I want to tell you a little story about one student who was, is very deserving of my attention, Sofiya. She is a quiet, intelligent, motivated 9th grader in Lalo. I remember when I first noticed her the 1st semester. I was grading tests and saw she got one of the highest scores in the class. I was leaning towards her cheating because I couldn’t recall who she was. When I passed back the tests I made sure to remember Sofiya. She was one of the quiet girls who sits in the back right of the class. The next day I did a lesson and chose her at random for a question, was the sentence compound or complex? She turned her head and put her hand over her mouth, common among girls who are shy, and whispered something. I was a bit surprised, normally I beg for any response, right or wrong. I leaned down put my ear next to her and asked her to repeat her answer. Complex she said, correct. I asked other teachers about Sofiya, they said she wasn’t a good student.
Over time she would prove everyone wrong. At the end of the 1st semester she was the highest scoring girl in my classes. Sofiya would rarely raise her hand in class. When she did she was always correct. When I would call on her at random Sofiya would turn her head away like so many other girls, but if I listened carefully she would whisper the correct answer. After the first semester we had a camp GLOW (Gender empowerment camp) in Gore. I took her along much to the dismay of the teachers who said other girls were much better. I pointed to the grade sheet and said I’m taking the girl with the highest grade, Sofiya has the highest grade. When we arrived at the camp GLOW she was intimidated. She dropped into her shell in this foreign environment with other students who were very good at English as well. I talked to her and encouraged her to talk. I was worried I had pushed her too far. Lalo was the smallest town represented and students from bigger towns are understandbly better at English. That along with most of the students being 10th graders had me fretting. Then there was an assignment on conflict diffusion. Students were asked to volunteer their answers. I, flabbergasted, see Sofiya’s hand rise. I pounce on the opportunity and fumble my way to the front of the class to make sure Carolyn, who is facilitating the session, calls on Sofiya ASAP. Sofiya stands up in front of the class and recites her paragraph. Half the kids couldn’t hear her, I strained every muscle in my cranium and ear drums to listen. Everyone applauds, I have a grin from ear to ear, from this point on she actively participated in every session. No, she wasn’t clamoring to answer every question but she did show off what she knew.

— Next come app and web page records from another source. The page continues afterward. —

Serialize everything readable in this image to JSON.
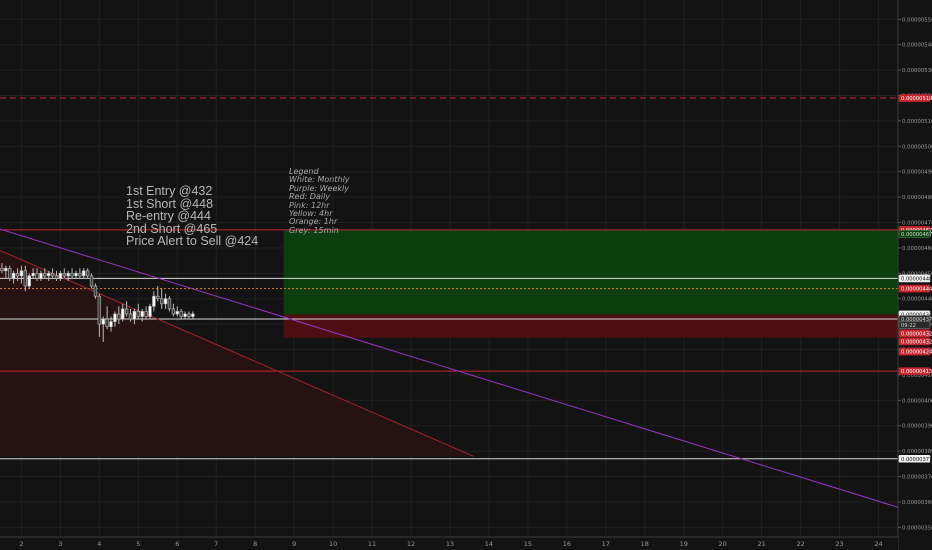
{
  "chart_data": {
    "type": "candlestick",
    "price_axis_ticks": [
      "0.00000550",
      "0.00000540",
      "0.00000530",
      "0.00000520",
      "0.00000510",
      "0.00000500",
      "0.00000490",
      "0.00000480",
      "0.00000470",
      "0.00000460",
      "0.00000450",
      "0.00000440",
      "0.00000430",
      "0.00000420",
      "0.00000410",
      "0.00000400",
      "0.00000390",
      "0.00000380",
      "0.00000370",
      "0.00000360",
      "0.00000350"
    ],
    "time_axis_ticks": [
      "2",
      "3",
      "4",
      "5",
      "6",
      "7",
      "8",
      "9",
      "10",
      "11",
      "12",
      "13",
      "14",
      "15",
      "16",
      "17",
      "18",
      "19",
      "20",
      "21",
      "22",
      "23",
      "24"
    ],
    "ylim": [
      3.462e-06,
      5.576e-06
    ],
    "xlim": [
      1.45,
      24.5
    ],
    "price_labels": [
      {
        "text": "0.00000519",
        "value": 5.19e-06,
        "style": "red"
      },
      {
        "text": "0.00000467",
        "value": 4.671e-06,
        "style": "red"
      },
      {
        "text": "0.00000467",
        "value": 4.655e-06,
        "style": "green"
      },
      {
        "text": "0.00000448",
        "value": 4.48e-06,
        "style": "white"
      },
      {
        "text": "0.00000444",
        "value": 4.44e-06,
        "style": "red"
      },
      {
        "text": "0.00000434",
        "value": 4.338e-06,
        "style": "white"
      },
      {
        "text": "0.00000437",
        "value": 4.32e-06,
        "style": "dark"
      },
      {
        "text": "09:22",
        "value": 4.296e-06,
        "style": "dark"
      },
      {
        "text": "0.00000432",
        "value": 4.264e-06,
        "style": "red"
      },
      {
        "text": "0.00000432",
        "value": 4.232e-06,
        "style": "red"
      },
      {
        "text": "0.00000424",
        "value": 4.192e-06,
        "style": "red"
      },
      {
        "text": "0.00000413",
        "value": 4.115e-06,
        "style": "red"
      },
      {
        "text": "0.00000377",
        "value": 3.77e-06,
        "style": "white"
      }
    ],
    "horizontal_lines": [
      {
        "value": 5.19e-06,
        "color": "#c8252c",
        "dash": "6,4",
        "x_from": 0
      },
      {
        "value": 4.671e-06,
        "color": "#c8252c",
        "dash": "",
        "x_from": 0
      },
      {
        "value": 4.48e-06,
        "color": "#d8d8d8",
        "dash": "",
        "x_from": 0
      },
      {
        "value": 4.44e-06,
        "color": "#e08a20",
        "dash": "2,2",
        "x_from": 0
      },
      {
        "value": 4.32e-06,
        "color": "#d8d8d8",
        "dash": "",
        "x_from": 0
      },
      {
        "value": 4.115e-06,
        "color": "#c8252c",
        "dash": "",
        "x_from": 0
      },
      {
        "value": 3.77e-06,
        "color": "#d8d8d8",
        "dash": "",
        "x_from": 0
      }
    ],
    "zones": [
      {
        "x_from": 8.73,
        "x_to": 24.5,
        "y_top": 4.671e-06,
        "y_bottom": 4.338e-06,
        "color": "#0c3d0e"
      },
      {
        "x_from": 8.73,
        "x_to": 24.5,
        "y_top": 4.338e-06,
        "y_bottom": 4.246e-06,
        "color": "#4d0f12"
      }
    ],
    "trendlines": [
      {
        "x1": 1.45,
        "y1": 4.674e-06,
        "x2": 24.5,
        "y2": 3.579e-06,
        "color": "#9b36c8"
      },
      {
        "x1": 1.45,
        "y1": 4.59e-06,
        "x2": 13.6,
        "y2": 3.78e-06,
        "color": "#a4262b"
      }
    ],
    "shaded_triangle": {
      "points": [
        [
          1.45,
          4.59e-06
        ],
        [
          13.6,
          3.78e-06
        ],
        [
          1.45,
          3.78e-06
        ]
      ],
      "color": "#2a1214"
    },
    "candles": [
      {
        "x": 1.5,
        "o": 4.52,
        "h": 4.54,
        "l": 4.5,
        "c": 4.51
      },
      {
        "x": 1.6,
        "o": 4.51,
        "h": 4.53,
        "l": 4.48,
        "c": 4.52
      },
      {
        "x": 1.7,
        "o": 4.52,
        "h": 4.53,
        "l": 4.47,
        "c": 4.48
      },
      {
        "x": 1.8,
        "o": 4.48,
        "h": 4.51,
        "l": 4.46,
        "c": 4.5
      },
      {
        "x": 1.9,
        "o": 4.5,
        "h": 4.52,
        "l": 4.47,
        "c": 4.49
      },
      {
        "x": 2.0,
        "o": 4.49,
        "h": 4.53,
        "l": 4.46,
        "c": 4.51
      },
      {
        "x": 2.1,
        "o": 4.51,
        "h": 4.53,
        "l": 4.43,
        "c": 4.45
      },
      {
        "x": 2.2,
        "o": 4.45,
        "h": 4.5,
        "l": 4.44,
        "c": 4.49
      },
      {
        "x": 2.3,
        "o": 4.49,
        "h": 4.52,
        "l": 4.48,
        "c": 4.5
      },
      {
        "x": 2.4,
        "o": 4.5,
        "h": 4.52,
        "l": 4.47,
        "c": 4.48
      },
      {
        "x": 2.5,
        "o": 4.48,
        "h": 4.51,
        "l": 4.47,
        "c": 4.5
      },
      {
        "x": 2.6,
        "o": 4.5,
        "h": 4.52,
        "l": 4.48,
        "c": 4.49
      },
      {
        "x": 2.7,
        "o": 4.49,
        "h": 4.51,
        "l": 4.47,
        "c": 4.5
      },
      {
        "x": 2.8,
        "o": 4.5,
        "h": 4.52,
        "l": 4.48,
        "c": 4.49
      },
      {
        "x": 2.9,
        "o": 4.49,
        "h": 4.51,
        "l": 4.47,
        "c": 4.48
      },
      {
        "x": 3.0,
        "o": 4.48,
        "h": 4.51,
        "l": 4.47,
        "c": 4.5
      },
      {
        "x": 3.1,
        "o": 4.5,
        "h": 4.52,
        "l": 4.48,
        "c": 4.49
      },
      {
        "x": 3.2,
        "o": 4.49,
        "h": 4.51,
        "l": 4.47,
        "c": 4.5
      },
      {
        "x": 3.3,
        "o": 4.5,
        "h": 4.52,
        "l": 4.48,
        "c": 4.49
      },
      {
        "x": 3.4,
        "o": 4.49,
        "h": 4.51,
        "l": 4.48,
        "c": 4.5
      },
      {
        "x": 3.5,
        "o": 4.5,
        "h": 4.52,
        "l": 4.48,
        "c": 4.49
      },
      {
        "x": 3.6,
        "o": 4.49,
        "h": 4.52,
        "l": 4.48,
        "c": 4.51
      },
      {
        "x": 3.7,
        "o": 4.51,
        "h": 4.52,
        "l": 4.48,
        "c": 4.49
      },
      {
        "x": 3.8,
        "o": 4.49,
        "h": 4.5,
        "l": 4.44,
        "c": 4.45
      },
      {
        "x": 3.9,
        "o": 4.45,
        "h": 4.46,
        "l": 4.4,
        "c": 4.41
      },
      {
        "x": 4.0,
        "o": 4.41,
        "h": 4.42,
        "l": 4.25,
        "c": 4.3
      },
      {
        "x": 4.1,
        "o": 4.3,
        "h": 4.33,
        "l": 4.23,
        "c": 4.32
      },
      {
        "x": 4.2,
        "o": 4.32,
        "h": 4.37,
        "l": 4.28,
        "c": 4.29
      },
      {
        "x": 4.3,
        "o": 4.29,
        "h": 4.33,
        "l": 4.27,
        "c": 4.31
      },
      {
        "x": 4.4,
        "o": 4.31,
        "h": 4.35,
        "l": 4.29,
        "c": 4.34
      },
      {
        "x": 4.5,
        "o": 4.34,
        "h": 4.37,
        "l": 4.3,
        "c": 4.32
      },
      {
        "x": 4.6,
        "o": 4.32,
        "h": 4.38,
        "l": 4.31,
        "c": 4.36
      },
      {
        "x": 4.7,
        "o": 4.36,
        "h": 4.39,
        "l": 4.33,
        "c": 4.34
      },
      {
        "x": 4.8,
        "o": 4.34,
        "h": 4.36,
        "l": 4.31,
        "c": 4.32
      },
      {
        "x": 4.9,
        "o": 4.32,
        "h": 4.36,
        "l": 4.3,
        "c": 4.35
      },
      {
        "x": 5.0,
        "o": 4.35,
        "h": 4.38,
        "l": 4.32,
        "c": 4.33
      },
      {
        "x": 5.1,
        "o": 4.33,
        "h": 4.36,
        "l": 4.31,
        "c": 4.35
      },
      {
        "x": 5.2,
        "o": 4.35,
        "h": 4.37,
        "l": 4.32,
        "c": 4.33
      },
      {
        "x": 5.3,
        "o": 4.33,
        "h": 4.38,
        "l": 4.32,
        "c": 4.37
      },
      {
        "x": 5.4,
        "o": 4.37,
        "h": 4.43,
        "l": 4.35,
        "c": 4.41
      },
      {
        "x": 5.5,
        "o": 4.41,
        "h": 4.45,
        "l": 4.39,
        "c": 4.4
      },
      {
        "x": 5.6,
        "o": 4.4,
        "h": 4.44,
        "l": 4.36,
        "c": 4.38
      },
      {
        "x": 5.7,
        "o": 4.38,
        "h": 4.42,
        "l": 4.36,
        "c": 4.4
      },
      {
        "x": 5.8,
        "o": 4.4,
        "h": 4.41,
        "l": 4.35,
        "c": 4.36
      },
      {
        "x": 5.9,
        "o": 4.36,
        "h": 4.38,
        "l": 4.33,
        "c": 4.34
      },
      {
        "x": 6.0,
        "o": 4.34,
        "h": 4.37,
        "l": 4.33,
        "c": 4.35
      },
      {
        "x": 6.1,
        "o": 4.35,
        "h": 4.36,
        "l": 4.32,
        "c": 4.33
      },
      {
        "x": 6.2,
        "o": 4.33,
        "h": 4.35,
        "l": 4.32,
        "c": 4.34
      },
      {
        "x": 6.3,
        "o": 4.34,
        "h": 4.35,
        "l": 4.32,
        "c": 4.33
      },
      {
        "x": 6.4,
        "o": 4.33,
        "h": 4.35,
        "l": 4.32,
        "c": 4.34
      }
    ]
  },
  "notes": [
    "1st Entry @432",
    "1st Short @448",
    "Re-entry @444",
    "2nd Short @465",
    "Price Alert to Sell @424"
  ],
  "legend": [
    "Legend",
    "White: Monthly",
    "Purple: Weekly",
    "Red: Daily",
    "Pink: 12hr",
    "Yellow: 4hr",
    "Orange: 1hr",
    "Grey: 15min"
  ],
  "colors": {
    "background": "#131313",
    "grid": "#202020",
    "axis_text": "#9a9a9a",
    "bull": "#ffffff",
    "bear": "#3a3a3a",
    "wick": "#bdbdbd"
  }
}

This 2nd semester came around and Sofiya crushed it. She did have a mishap where two other girls clearly copied off her on a test. To make up for the cheating I made the 3 girls write 2 paragraphs for homework instead of 1. Sofiya wrote 3. When I asked to write 5 sentences for homework, she wrote 10. When I asked the formula for Past Continuous, her hand shot up. At the end of the semester I tallied up my grades. This second semester she also scored the highest grade in all my sections for a girl. But, this semester she scored the highest grade of any student in all of 9th grade. Her section’s homeroom teacher came over to ask me if a 98 was correct. I’ve never been prouder to say absolutely.
These are the anecdotes that keep me going. Even if it’s just one girl who will remember I believed in her. Changing one person’s life is powerful enough for me.